How to Tell Friends and Coworkers That You Are In Recovery
Now that you are sober, you may start running into situations in which you have to explain to friends and coworkers that you are in recovery. Thanks to the stigma of addiction, this can be uncomfortable or anxiety-provoking for many individuals. The good news is, there are ways you can comfortably have this conversation whenever you are ready. Keep reading for tips on how to tell friends and coworkers that you are in recovery.
How to Tell Friends and Coworkers That You Are In Recovery: Take it Slow
If you are newly sober, it is important that you take it slow when it comes to telling friends and coworkers that you are in recovery. This is especially true if they notice that you have been gone for a period of time while you were visiting one of the best rehab centers in the US. There are a couple of reasons for this.
First off, having these discussions very early on in your recovery journey can be triggering. If you bring up the fact that you are sober at an event or function with your friends and coworkers, many people see it as a challenge to “break” you or “test” your sobriety. You may want to take it slow and wait to put yourself in these situations until you are more stable and ready to take them on.
In addition, relapse is a very real part of recovery — especially in early recovery. According to the National Institute on Drug Abuse, relapse rates for substance use disorders is 40-60%. This means that relapsing could be a very real possibility for you, and your friends and coworkers may not understand this if you end up needing another detox and treatment stay along your journey. By waiting until you are more solid in your routine and aftercare, you are setting yourself up for the best chances of long-term recovery.
One of the most important parts of telling friends and coworkers that you are in recovery is making sure that you are ready to do it. This might sound simple, but you could find yourself in a situation where you aren’t ready to divulge. Tips for handling these situations include:
- Be ready to turn it down. If you are at an event or function where substances are offered to you, remember that “No” can be used as a full sentence. You can also make up a white lie, such as you want to have an early night, need to drive safely, or are waking up early the next day and would rather not indulge.
- Be ready for questions. If you do decide to open up and let friends and coworkers know that you are in recovery, they may have questions for you. While they are mostly good-natured, they can be triggering for some people. Be ready to handle those by rehearsing answers with your sober support so that you are prepared.
- Be ready to lose friends. Some of your friends may not understand your new lifestyle, will judge you for it, or will try to “break” you of your sobriety. Through this, you will understand who your true friends and support people are, and you just might have to be ready for that change.

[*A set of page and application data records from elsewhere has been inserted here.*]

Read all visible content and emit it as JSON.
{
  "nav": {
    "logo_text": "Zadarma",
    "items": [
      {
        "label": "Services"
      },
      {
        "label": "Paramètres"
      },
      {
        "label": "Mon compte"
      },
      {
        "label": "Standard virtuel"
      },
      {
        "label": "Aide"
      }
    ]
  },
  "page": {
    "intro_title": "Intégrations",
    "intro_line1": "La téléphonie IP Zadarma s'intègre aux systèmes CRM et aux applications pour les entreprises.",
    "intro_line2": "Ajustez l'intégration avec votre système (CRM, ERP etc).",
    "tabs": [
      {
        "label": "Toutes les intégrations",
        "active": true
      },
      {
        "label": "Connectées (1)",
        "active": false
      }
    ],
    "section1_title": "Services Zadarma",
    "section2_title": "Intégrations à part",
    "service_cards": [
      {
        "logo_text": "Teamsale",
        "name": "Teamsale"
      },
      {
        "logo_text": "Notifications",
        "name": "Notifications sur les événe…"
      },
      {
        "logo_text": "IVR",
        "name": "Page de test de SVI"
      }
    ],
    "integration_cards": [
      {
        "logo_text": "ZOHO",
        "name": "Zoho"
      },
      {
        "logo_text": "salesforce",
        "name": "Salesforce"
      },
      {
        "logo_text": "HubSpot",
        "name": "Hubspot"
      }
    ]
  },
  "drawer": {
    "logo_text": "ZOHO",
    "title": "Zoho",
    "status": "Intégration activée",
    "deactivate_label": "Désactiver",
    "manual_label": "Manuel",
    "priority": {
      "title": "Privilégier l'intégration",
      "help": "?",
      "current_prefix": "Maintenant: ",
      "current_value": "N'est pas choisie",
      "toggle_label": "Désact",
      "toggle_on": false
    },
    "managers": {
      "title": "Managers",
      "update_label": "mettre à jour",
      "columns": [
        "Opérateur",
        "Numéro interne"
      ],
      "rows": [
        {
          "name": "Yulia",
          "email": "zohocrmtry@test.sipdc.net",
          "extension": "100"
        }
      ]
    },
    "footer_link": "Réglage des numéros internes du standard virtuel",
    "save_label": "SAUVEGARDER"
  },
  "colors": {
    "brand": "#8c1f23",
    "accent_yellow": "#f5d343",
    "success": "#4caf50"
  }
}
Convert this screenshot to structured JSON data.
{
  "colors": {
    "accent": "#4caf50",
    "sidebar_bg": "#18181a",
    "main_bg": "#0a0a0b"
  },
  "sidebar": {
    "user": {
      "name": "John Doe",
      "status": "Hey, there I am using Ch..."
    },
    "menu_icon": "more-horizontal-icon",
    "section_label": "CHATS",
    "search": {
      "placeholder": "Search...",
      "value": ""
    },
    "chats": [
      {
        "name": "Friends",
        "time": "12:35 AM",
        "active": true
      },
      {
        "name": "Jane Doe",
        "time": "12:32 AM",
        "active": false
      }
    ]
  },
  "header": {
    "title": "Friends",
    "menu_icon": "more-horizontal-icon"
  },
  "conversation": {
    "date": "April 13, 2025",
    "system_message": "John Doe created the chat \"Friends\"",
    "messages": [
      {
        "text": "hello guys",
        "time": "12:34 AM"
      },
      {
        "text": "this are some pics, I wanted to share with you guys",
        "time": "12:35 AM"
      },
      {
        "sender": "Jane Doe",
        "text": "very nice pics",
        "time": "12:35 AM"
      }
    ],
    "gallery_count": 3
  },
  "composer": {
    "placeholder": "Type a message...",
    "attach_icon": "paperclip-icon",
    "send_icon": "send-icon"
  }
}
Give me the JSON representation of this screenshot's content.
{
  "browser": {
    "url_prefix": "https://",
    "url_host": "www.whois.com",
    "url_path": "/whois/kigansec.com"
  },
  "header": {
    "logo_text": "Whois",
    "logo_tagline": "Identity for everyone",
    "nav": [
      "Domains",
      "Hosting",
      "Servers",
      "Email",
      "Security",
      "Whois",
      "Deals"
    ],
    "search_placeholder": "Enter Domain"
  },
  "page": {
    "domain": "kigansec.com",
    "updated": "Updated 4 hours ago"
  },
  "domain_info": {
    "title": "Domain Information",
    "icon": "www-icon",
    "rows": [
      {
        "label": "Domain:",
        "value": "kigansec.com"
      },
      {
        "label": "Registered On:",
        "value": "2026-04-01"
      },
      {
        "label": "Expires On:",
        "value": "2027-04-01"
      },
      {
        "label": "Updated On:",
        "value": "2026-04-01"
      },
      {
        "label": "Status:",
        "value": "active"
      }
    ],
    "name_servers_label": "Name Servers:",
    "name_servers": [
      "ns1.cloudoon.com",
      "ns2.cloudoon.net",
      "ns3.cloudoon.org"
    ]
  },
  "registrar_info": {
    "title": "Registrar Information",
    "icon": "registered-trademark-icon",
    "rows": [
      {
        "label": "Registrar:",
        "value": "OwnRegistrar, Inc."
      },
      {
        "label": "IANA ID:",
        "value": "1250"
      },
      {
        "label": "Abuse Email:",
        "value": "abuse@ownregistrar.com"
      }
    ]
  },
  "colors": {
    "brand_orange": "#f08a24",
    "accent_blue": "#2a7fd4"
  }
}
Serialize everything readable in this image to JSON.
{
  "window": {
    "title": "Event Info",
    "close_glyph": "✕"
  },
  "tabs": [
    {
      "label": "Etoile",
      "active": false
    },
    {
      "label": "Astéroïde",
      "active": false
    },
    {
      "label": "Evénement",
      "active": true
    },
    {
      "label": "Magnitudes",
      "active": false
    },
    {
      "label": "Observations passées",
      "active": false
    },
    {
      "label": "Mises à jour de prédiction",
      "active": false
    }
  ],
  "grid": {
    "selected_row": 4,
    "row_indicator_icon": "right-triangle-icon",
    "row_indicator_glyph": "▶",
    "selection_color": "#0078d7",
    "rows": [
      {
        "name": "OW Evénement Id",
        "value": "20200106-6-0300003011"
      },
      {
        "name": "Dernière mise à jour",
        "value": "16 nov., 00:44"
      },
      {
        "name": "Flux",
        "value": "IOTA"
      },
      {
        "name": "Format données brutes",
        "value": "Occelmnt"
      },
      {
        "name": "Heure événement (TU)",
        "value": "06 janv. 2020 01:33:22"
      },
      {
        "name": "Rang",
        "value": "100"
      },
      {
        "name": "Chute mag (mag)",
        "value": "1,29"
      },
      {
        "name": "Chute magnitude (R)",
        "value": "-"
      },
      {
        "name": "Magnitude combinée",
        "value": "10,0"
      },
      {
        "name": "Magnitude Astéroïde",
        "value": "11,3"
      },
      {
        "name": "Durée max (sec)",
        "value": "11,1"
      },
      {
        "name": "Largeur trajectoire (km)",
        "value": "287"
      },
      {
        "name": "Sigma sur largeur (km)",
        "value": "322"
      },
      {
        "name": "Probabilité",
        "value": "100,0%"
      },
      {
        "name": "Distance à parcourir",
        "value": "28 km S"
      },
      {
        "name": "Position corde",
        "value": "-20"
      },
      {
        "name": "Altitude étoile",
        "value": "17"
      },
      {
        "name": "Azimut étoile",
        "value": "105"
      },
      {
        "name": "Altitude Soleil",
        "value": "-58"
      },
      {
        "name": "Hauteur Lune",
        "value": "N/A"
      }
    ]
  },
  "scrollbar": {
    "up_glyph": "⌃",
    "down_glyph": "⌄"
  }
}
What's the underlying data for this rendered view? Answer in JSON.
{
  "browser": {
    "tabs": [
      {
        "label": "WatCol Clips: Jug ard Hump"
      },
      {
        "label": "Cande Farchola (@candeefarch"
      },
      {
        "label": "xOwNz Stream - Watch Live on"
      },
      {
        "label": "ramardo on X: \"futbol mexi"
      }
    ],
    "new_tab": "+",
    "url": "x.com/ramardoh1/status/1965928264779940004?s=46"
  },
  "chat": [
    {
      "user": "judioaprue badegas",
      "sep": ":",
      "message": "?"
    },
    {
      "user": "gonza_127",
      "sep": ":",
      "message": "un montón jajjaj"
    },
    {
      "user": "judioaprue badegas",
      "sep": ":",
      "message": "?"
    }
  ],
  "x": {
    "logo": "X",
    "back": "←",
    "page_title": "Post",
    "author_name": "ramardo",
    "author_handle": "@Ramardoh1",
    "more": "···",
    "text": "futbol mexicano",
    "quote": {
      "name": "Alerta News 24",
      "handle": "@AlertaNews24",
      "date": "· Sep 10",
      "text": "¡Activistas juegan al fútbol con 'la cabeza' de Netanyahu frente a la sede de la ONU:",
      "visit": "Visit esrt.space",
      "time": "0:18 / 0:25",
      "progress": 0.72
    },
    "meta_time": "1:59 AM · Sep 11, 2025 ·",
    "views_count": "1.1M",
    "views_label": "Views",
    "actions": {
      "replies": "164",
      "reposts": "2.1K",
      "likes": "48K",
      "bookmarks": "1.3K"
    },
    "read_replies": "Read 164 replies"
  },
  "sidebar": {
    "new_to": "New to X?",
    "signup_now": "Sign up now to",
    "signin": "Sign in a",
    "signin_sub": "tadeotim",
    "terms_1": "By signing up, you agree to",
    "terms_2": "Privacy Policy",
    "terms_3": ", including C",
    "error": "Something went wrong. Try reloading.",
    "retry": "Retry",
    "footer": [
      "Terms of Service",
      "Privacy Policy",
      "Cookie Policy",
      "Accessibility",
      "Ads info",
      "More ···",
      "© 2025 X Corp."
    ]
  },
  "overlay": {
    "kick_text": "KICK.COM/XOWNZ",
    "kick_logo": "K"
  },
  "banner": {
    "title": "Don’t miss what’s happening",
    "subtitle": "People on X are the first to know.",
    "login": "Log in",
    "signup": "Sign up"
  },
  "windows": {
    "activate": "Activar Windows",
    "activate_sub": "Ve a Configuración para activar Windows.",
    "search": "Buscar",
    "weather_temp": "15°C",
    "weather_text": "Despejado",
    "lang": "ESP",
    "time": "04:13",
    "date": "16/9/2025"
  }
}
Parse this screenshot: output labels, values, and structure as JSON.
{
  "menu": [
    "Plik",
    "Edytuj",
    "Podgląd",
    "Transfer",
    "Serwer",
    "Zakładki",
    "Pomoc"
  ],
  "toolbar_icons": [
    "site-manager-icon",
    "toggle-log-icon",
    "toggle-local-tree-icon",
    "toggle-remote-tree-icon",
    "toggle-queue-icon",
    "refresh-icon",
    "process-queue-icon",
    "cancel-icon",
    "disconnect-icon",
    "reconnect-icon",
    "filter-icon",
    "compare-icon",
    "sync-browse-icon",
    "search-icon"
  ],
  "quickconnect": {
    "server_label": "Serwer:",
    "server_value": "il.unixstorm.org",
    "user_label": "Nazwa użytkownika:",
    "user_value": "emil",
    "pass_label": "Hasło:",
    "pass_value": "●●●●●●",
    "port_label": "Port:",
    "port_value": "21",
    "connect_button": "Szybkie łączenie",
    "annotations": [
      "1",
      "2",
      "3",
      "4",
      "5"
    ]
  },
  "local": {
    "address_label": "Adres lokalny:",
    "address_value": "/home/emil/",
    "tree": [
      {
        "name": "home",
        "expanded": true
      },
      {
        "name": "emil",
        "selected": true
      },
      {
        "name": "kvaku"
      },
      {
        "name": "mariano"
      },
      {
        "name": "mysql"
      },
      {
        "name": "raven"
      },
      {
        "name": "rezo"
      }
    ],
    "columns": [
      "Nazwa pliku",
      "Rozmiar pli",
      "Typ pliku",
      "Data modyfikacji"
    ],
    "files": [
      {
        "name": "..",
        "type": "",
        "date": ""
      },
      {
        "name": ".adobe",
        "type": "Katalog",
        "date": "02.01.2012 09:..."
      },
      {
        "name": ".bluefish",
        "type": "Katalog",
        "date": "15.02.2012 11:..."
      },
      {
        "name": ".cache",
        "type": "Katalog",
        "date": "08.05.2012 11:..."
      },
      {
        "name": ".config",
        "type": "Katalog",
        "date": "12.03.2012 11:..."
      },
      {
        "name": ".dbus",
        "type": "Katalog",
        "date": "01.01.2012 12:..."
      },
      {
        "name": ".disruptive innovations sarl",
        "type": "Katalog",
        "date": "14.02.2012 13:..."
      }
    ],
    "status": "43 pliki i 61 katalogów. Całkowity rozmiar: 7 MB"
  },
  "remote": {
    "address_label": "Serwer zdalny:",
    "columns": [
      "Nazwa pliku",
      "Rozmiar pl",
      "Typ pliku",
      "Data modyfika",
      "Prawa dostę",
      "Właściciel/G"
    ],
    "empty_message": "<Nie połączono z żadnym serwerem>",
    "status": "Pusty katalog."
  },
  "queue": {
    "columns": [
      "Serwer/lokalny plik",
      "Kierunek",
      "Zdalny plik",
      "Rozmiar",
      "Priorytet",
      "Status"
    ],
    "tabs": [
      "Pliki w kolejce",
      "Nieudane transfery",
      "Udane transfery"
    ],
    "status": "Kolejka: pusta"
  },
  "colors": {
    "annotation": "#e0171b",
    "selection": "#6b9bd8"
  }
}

Your new life is a happy life. You are free from the prison that substances held you in, and you were able to break free. Sure, you may have experienced some negative consequences due to your addiction along the way, but you are overcoming them. Everyone has a past and, just because yours has something to do with addiction, this doesn’t mean you should be ashamed of yours. You are living a healthy, happy life and should be very proud of yourself.
Say as little or as much as you want about visiting one of the best treatment centers in the US, learning new hobbies along the way or the wonderful people you have met throughout your journey.
By feeling guilty or shameful about your own recovery, you may be opening the door to relapse. Confidence is key when talking about your recovery journey, so others can see that a sober life doesn’t have to be a boring one. By seeing how happy and fulfilled you are, you will be breaking down the stigma of addiction one person at a time.
About Seasons in Malibu
The most important part of how to tell friends and coworkers that you are in recovery is to make sure you do not say anything that you are uncomfortable with. By feeling uncomfortable, you may become triggered, which can lead to relapse. If you need more help dealing with these feelings, we are here for you. Our philosophy is grounded in the understanding that in order for the client to heal, the entire system needs the opportunity to heal along with them. Whenever practical, we try to include close loved ones in sessions and in the entire process of recovering from addiction and/or addressing mental health issues.
It is a priority for us that our life-changing drug and alcohol treatment be available to the people who need it. We are fully familiar with how much strength and courage it takes to pick up the phone and ask for help. Our counselors are invested in your well-being and are ready around-the-clock to guide you or a trusted friend or family member through the initial steps of overcoming drug or alcohol addiction.
With our superior team of clinicians, we are able to succinctly pinpoint those areas of focus that will give the client the most advanced opportunity for success. Our approach towards healing is collaborative, comprehensive, and committed.
For more information, visit seasonsmalibu.com